In New Haven, CT's Newhallville neighborhood, residents saw great potential for a place for children and adults to meet, play and learn about the native environment. Through the DOJ Innovations in Community Based Crime Reduction initiate grant, LISC backed a coalition of residents, advocates, law enforcement and others to transform the former drug market into a bona fide community gem. And to top it off, the grant helped fund local children to make a film about the project. Watch it here!
Check out our top three reads of the week covering the challenges and opportunities in American communities. This week, we’re delving into an intensive series on the all-encompassing legacies of slavery, a 101 on the arcane universe of zoning codes, and the prohibitive costs of youth sports.
Since 2016, LISC has served as the technical service provider for a DOJ Community-Based Crime Reduction grant to Tulsa, OK. Three years, $500K and countless strategy sessions later, a community is reclaiming its home from crime and disorder. LISC Safety & Justice team member James Stark recently visited the community (now dubbed “Hope Valley”) and saw a transformation worth replicating in communities across the country.

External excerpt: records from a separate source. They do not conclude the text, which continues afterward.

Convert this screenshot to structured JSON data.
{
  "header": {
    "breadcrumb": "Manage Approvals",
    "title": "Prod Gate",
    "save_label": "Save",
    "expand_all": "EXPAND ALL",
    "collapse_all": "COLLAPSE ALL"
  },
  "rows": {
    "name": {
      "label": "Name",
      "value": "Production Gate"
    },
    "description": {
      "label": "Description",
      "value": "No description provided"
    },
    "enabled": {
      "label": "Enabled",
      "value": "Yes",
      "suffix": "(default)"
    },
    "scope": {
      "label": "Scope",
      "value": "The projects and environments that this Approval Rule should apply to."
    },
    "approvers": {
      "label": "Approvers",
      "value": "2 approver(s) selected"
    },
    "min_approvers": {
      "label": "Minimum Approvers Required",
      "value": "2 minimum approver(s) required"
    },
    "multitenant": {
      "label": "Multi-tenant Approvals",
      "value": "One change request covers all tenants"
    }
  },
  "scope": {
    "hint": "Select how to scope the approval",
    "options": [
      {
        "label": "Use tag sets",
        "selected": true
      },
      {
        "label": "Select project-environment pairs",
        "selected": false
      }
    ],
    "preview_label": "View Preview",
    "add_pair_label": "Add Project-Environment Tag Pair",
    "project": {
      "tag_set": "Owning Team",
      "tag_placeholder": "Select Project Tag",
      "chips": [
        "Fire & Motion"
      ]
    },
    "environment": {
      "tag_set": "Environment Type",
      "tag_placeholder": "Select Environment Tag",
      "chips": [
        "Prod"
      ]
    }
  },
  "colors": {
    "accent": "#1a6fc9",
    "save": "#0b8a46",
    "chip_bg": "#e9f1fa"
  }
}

Donsia Strong-Hill, executive director of LISC Milwaukee, was tapped to give the keynote address at Milwaukee Biz Journal’s Women of Influence Awards last week—and to mark that distinction, the Journal interviewed her about LISC’s investments to spark and grow small businesses in historically underinvested, minority communities. It’s a critical tool, said Strong-Hill, for supporting families of color to build generational wealth.